While Starbucks might be calling your name on those early flights, skip the cup of joe and the line to save money. You can get free coffee on your flight. Also, if you're flying Alaska Airlines or Delta, you can enjoy Starbucks coffee as part of their complimentary beverage service.
To ensure your toiletries aren't thrown in the trash, make sure your liquids are 3.4 ounces or less. Most people don't have that size at home, so bring samples of shampoo that you've received on your other trips. Some stores also carry travel-size shampoo and toothpaste.
Per TSA guidelines, your toiletries must be in a separate bag for screening. However, those bags can break or get dirty during your travels. Bring a spare resealable plastic bag for your toiletries for your next flight.
During the security checkpoint, you'll have to take out your laptop for screening. In order to move through the line quickly, have your laptop in an easily accessible location so you're not digging for it while in line.
You have some time to kill at the airport and start browsing on your phone. Instead of eating up all your data, check for free WiFi. Some airports have free WiFi, while some restaurants in the airport might offer free WiFi. Check ahead of time to see if there's free wireless you can access.
Your smartphone could be your No. 1 travel tool to help you with directions, a mobile boarding pass, answering emails, and communicating with others before and after your flight. While most airports have charging stations, they can often be crowded. Instead, bring your own portable phone charger so you're never out of juice.

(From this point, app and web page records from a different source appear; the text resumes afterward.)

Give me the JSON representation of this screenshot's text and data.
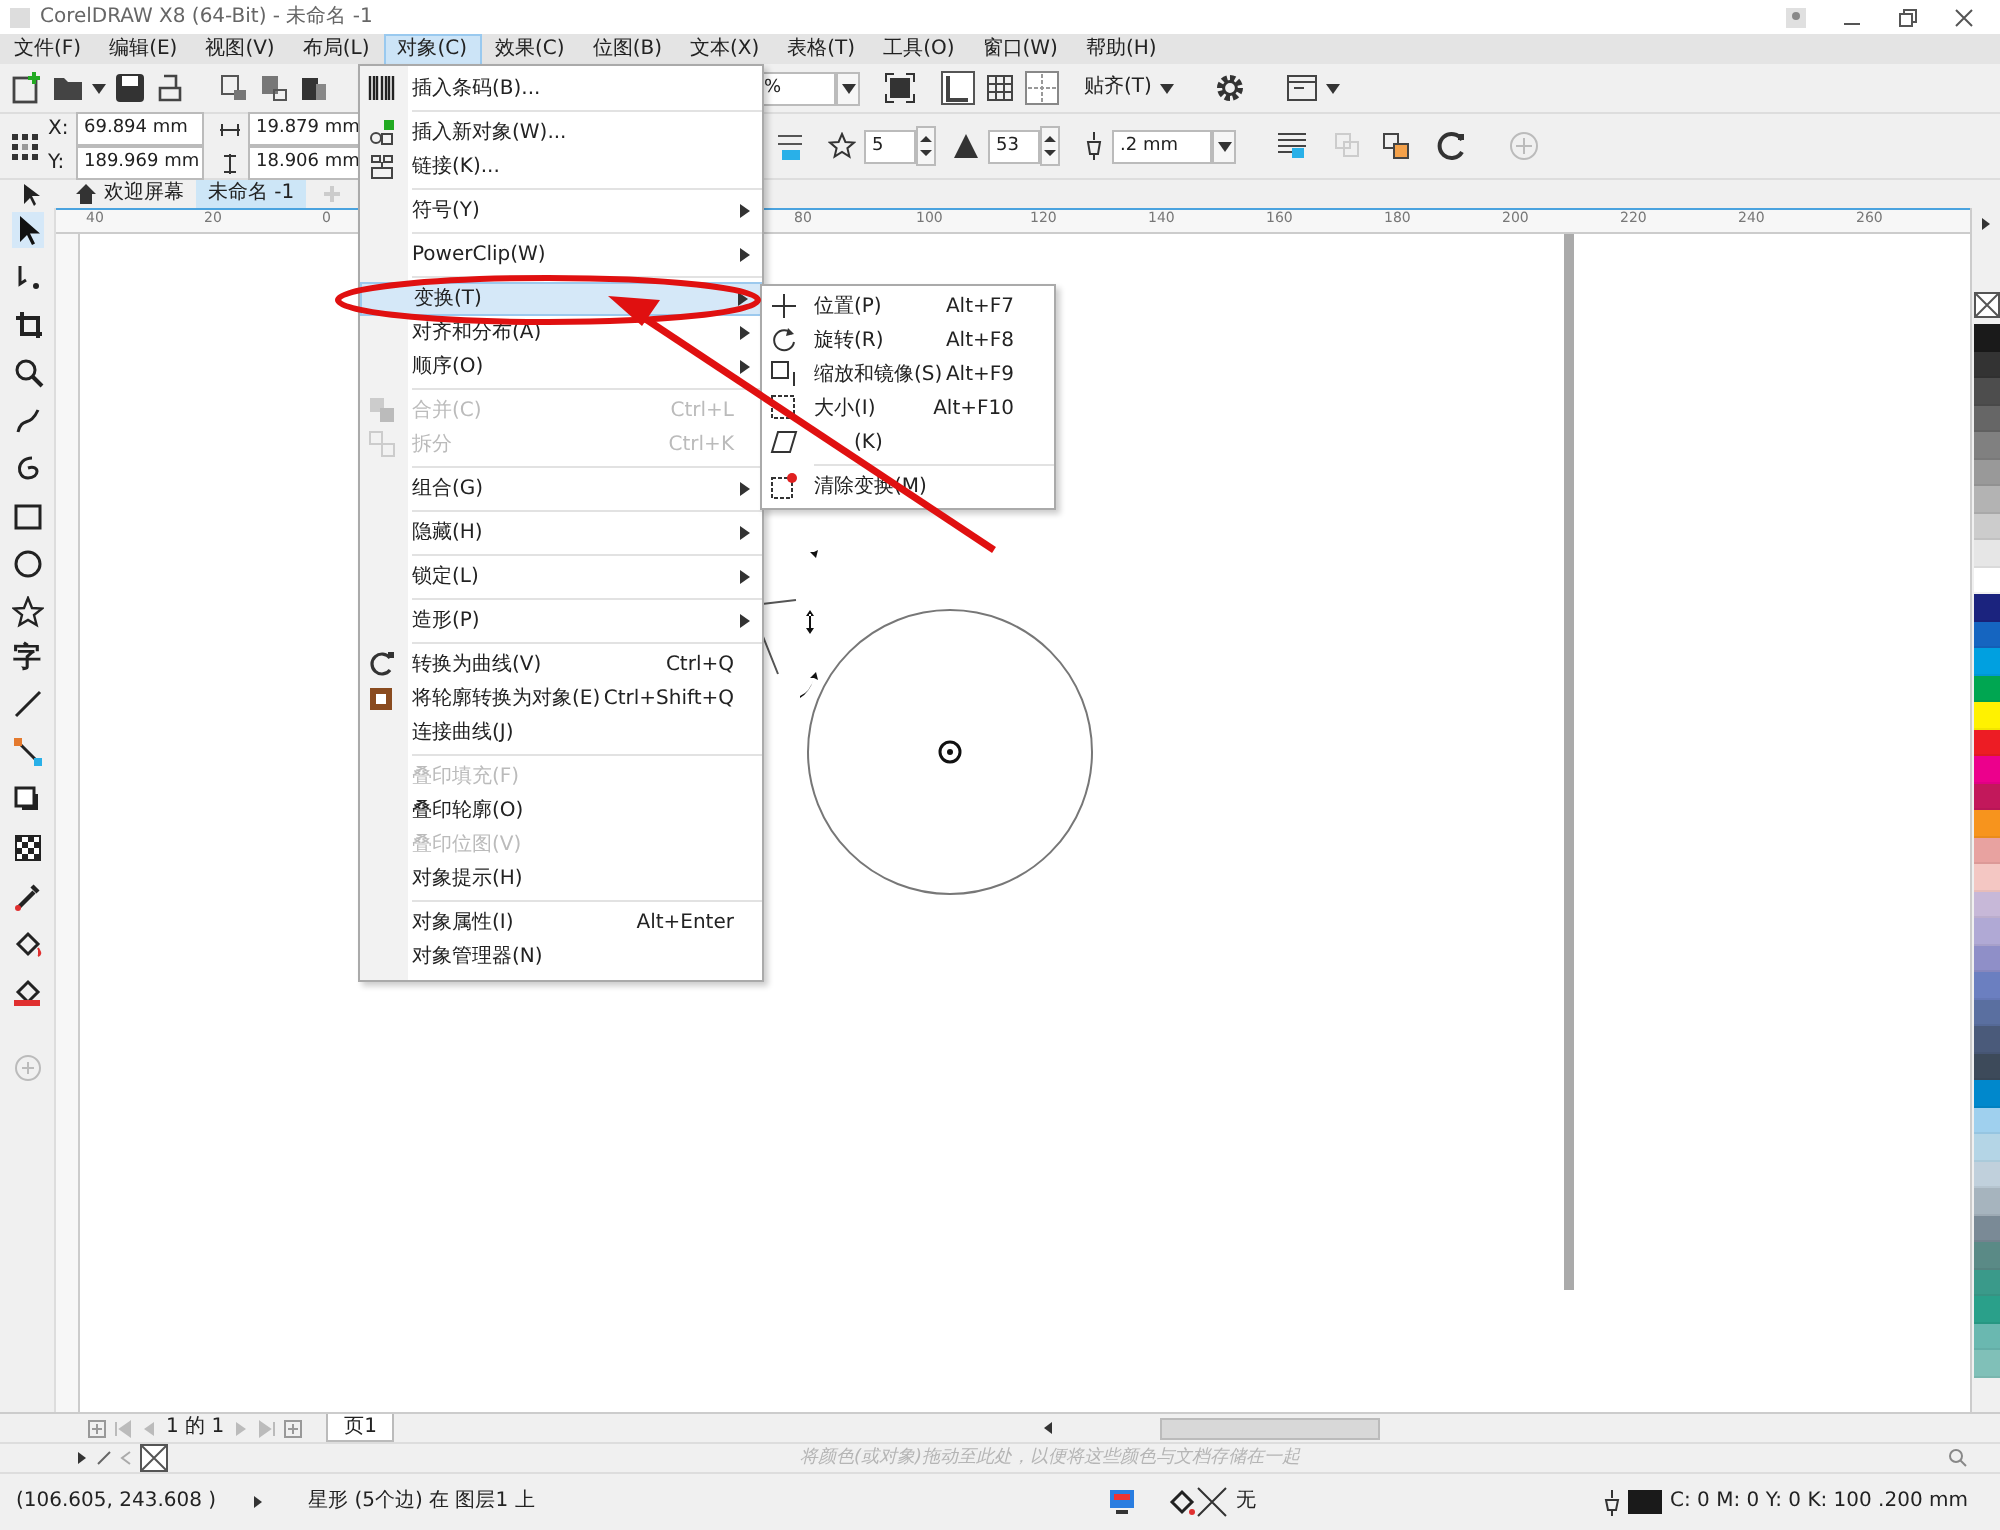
{
  "window": {
    "title": "CorelDRAW X8 (64-Bit) - 未命名 -1"
  },
  "menu_bar": [
    {
      "label": "文件(F)",
      "selected": false
    },
    {
      "label": "编辑(E)",
      "selected": false
    },
    {
      "label": "视图(V)",
      "selected": false
    },
    {
      "label": "布局(L)",
      "selected": false
    },
    {
      "label": "对象(C)",
      "selected": true
    },
    {
      "label": "效果(C)",
      "selected": false
    },
    {
      "label": "位图(B)",
      "selected": false
    },
    {
      "label": "文本(X)",
      "selected": false
    },
    {
      "label": "表格(T)",
      "selected": false
    },
    {
      "label": "工具(O)",
      "selected": false
    },
    {
      "label": "窗口(W)",
      "selected": false
    },
    {
      "label": "帮助(H)",
      "selected": false
    }
  ],
  "standard_toolbar": {
    "zoom_value": "%",
    "snap_label": "贴齐(T)"
  },
  "property_bar": {
    "x_label": "X:",
    "x_value": "69.894 mm",
    "y_label": "Y:",
    "y_value": "189.969 mm",
    "width_value": "19.879 mm",
    "height_value": "18.906 mm",
    "points_value": "5",
    "sharpness_value": "53",
    "outline_width": ".2 mm"
  },
  "document_tabs": [
    {
      "label": "欢迎屏幕",
      "selected": false
    },
    {
      "label": "未命名 -1",
      "selected": true
    }
  ],
  "toolbox": {
    "text_tool_glyph": "字"
  },
  "top_ruler": {
    "labels": [
      "40",
      "20",
      "0",
      "80",
      "100",
      "120",
      "140",
      "160",
      "180",
      "200",
      "220",
      "240",
      "260"
    ]
  },
  "object_menu": {
    "items": [
      {
        "kind": "item",
        "label": "插入条码(B)...",
        "submenu": false,
        "disabled": false,
        "selected": false
      },
      {
        "kind": "separator"
      },
      {
        "kind": "item",
        "label": "插入新对象(W)...",
        "submenu": false,
        "disabled": false,
        "selected": false
      },
      {
        "kind": "item",
        "label": "链接(K)...",
        "submenu": false,
        "disabled": false,
        "selected": false
      },
      {
        "kind": "separator"
      },
      {
        "kind": "item",
        "label": "符号(Y)",
        "submenu": true,
        "disabled": false,
        "selected": false
      },
      {
        "kind": "separator"
      },
      {
        "kind": "item",
        "label": "PowerClip(W)",
        "submenu": true,
        "disabled": false,
        "selected": false
      },
      {
        "kind": "separator"
      },
      {
        "kind": "item",
        "label": "变换(T)",
        "submenu": true,
        "disabled": false,
        "selected": true
      },
      {
        "kind": "item",
        "label": "对齐和分布(A)",
        "submenu": true,
        "disabled": false,
        "selected": false
      },
      {
        "kind": "item",
        "label": "顺序(O)",
        "submenu": true,
        "disabled": false,
        "selected": false
      },
      {
        "kind": "separator"
      },
      {
        "kind": "item",
        "label": "合并(C)",
        "shortcut": "Ctrl+L",
        "submenu": false,
        "disabled": true,
        "selected": false
      },
      {
        "kind": "item",
        "label": "拆分",
        "shortcut": "Ctrl+K",
        "submenu": false,
        "disabled": true,
        "selected": false
      },
      {
        "kind": "separator"
      },
      {
        "kind": "item",
        "label": "组合(G)",
        "submenu": true,
        "disabled": false,
        "selected": false
      },
      {
        "kind": "separator"
      },
      {
        "kind": "item",
        "label": "隐藏(H)",
        "submenu": true,
        "disabled": false,
        "selected": false
      },
      {
        "kind": "separator"
      },
      {
        "kind": "item",
        "label": "锁定(L)",
        "submenu": true,
        "disabled": false,
        "selected": false
      },
      {
        "kind": "separator"
      },
      {
        "kind": "item",
        "label": "造形(P)",
        "submenu": true,
        "disabled": false,
        "selected": false
      },
      {
        "kind": "separator"
      },
      {
        "kind": "item",
        "label": "转换为曲线(V)",
        "shortcut": "Ctrl+Q",
        "submenu": false,
        "disabled": false,
        "selected": false
      },
      {
        "kind": "item",
        "label": "将轮廓转换为对象(E)",
        "shortcut": "Ctrl+Shift+Q",
        "submenu": false,
        "disabled": false,
        "selected": false
      },
      {
        "kind": "item",
        "label": "连接曲线(J)",
        "submenu": false,
        "disabled": false,
        "selected": false
      },
      {
        "kind": "separator"
      },
      {
        "kind": "item",
        "label": "叠印填充(F)",
        "submenu": false,
        "disabled": true,
        "selected": false
      },
      {
        "kind": "item",
        "label": "叠印轮廓(O)",
        "submenu": false,
        "disabled": false,
        "selected": false
      },
      {
        "kind": "item",
        "label": "叠印位图(V)",
        "submenu": false,
        "disabled": true,
        "selected": false
      },
      {
        "kind": "item",
        "label": "对象提示(H)",
        "submenu": false,
        "disabled": false,
        "selected": false
      },
      {
        "kind": "separator"
      },
      {
        "kind": "item",
        "label": "对象属性(I)",
        "shortcut": "Alt+Enter",
        "submenu": false,
        "disabled": false,
        "selected": false
      },
      {
        "kind": "item",
        "label": "对象管理器(N)",
        "submenu": false,
        "disabled": false,
        "selected": false
      }
    ]
  },
  "transform_submenu": {
    "items": [
      {
        "kind": "item",
        "label": "位置(P)",
        "shortcut": "Alt+F7"
      },
      {
        "kind": "item",
        "label": "旋转(R)",
        "shortcut": "Alt+F8"
      },
      {
        "kind": "item",
        "label": "缩放和镜像(S)",
        "shortcut": "Alt+F9"
      },
      {
        "kind": "item",
        "label": "大小(I)",
        "shortcut": "Alt+F10"
      },
      {
        "kind": "item",
        "label": "(K)"
      },
      {
        "kind": "separator"
      },
      {
        "kind": "item",
        "label": "清除变换(M)"
      }
    ]
  },
  "color_palette": [
    {
      "color": "#1a1a1a"
    },
    {
      "color": "#333333"
    },
    {
      "color": "#4d4d4d"
    },
    {
      "color": "#666666"
    },
    {
      "color": "#808080"
    },
    {
      "color": "#999999"
    },
    {
      "color": "#b3b3b3"
    },
    {
      "color": "#cccccc"
    },
    {
      "color": "#e6e6e6"
    },
    {
      "color": "#ffffff"
    },
    {
      "color": "#1b237e"
    },
    {
      "color": "#1565c0"
    },
    {
      "color": "#00a0e0"
    },
    {
      "color": "#00a651"
    },
    {
      "color": "#fff200"
    },
    {
      "color": "#ed1c24"
    },
    {
      "color": "#ec008c"
    },
    {
      "color": "#c2185b"
    },
    {
      "color": "#f7941d"
    },
    {
      "color": "#e8a2a0"
    },
    {
      "color": "#f4c7c3"
    },
    {
      "color": "#c7b8d8"
    },
    {
      "color": "#b0a9d5"
    },
    {
      "color": "#8f8fc8"
    },
    {
      "color": "#6b7fc0"
    },
    {
      "color": "#5a6fa0"
    },
    {
      "color": "#4a5a7a"
    },
    {
      "color": "#3d4a5a"
    },
    {
      "color": "#0088cc"
    },
    {
      "color": "#9fd0ee"
    },
    {
      "color": "#b4d5e6"
    },
    {
      "color": "#c0d0dc"
    },
    {
      "color": "#a6b4be"
    },
    {
      "color": "#7a8a96"
    },
    {
      "color": "#5a8a86"
    },
    {
      "color": "#3a9a8a"
    },
    {
      "color": "#2aa08a"
    },
    {
      "color": "#6ab8b0"
    },
    {
      "color": "#80c0b8"
    }
  ],
  "page_navigator": {
    "page_count": "1 的 1",
    "page_tab": "页1"
  },
  "document_palette": {
    "hint": "将颜色(或对象)拖动至此处，以便将这些颜色与文档存储在一起"
  },
  "status_bar": {
    "cursor_position": "(106.605, 243.608 )",
    "selection_info": "星形 (5个边) 在 图层1 上",
    "fill_label": "无",
    "outline_info": "C: 0 M: 0 Y: 0 K: 100 .200 mm"
  }
}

If you truly want to avoid baggage fees, consider wearing your luggage. Some clever travelers have stuffed their jackets with items. One company, Jaktogo, is taking it a step further and has actually created wearable luggage.
Using the My TSA app, you can get answers to your most pressing travel questions and verify what you can bring on flights. Not only that, but you can get updates on any delays and check wait times in the security line. Before your flight, check out wait times and get real-time updates to help you plan accordingly.
Related: 7 Ways to Save Money at the Airport
This article originally appeared on GOBankingRates.com: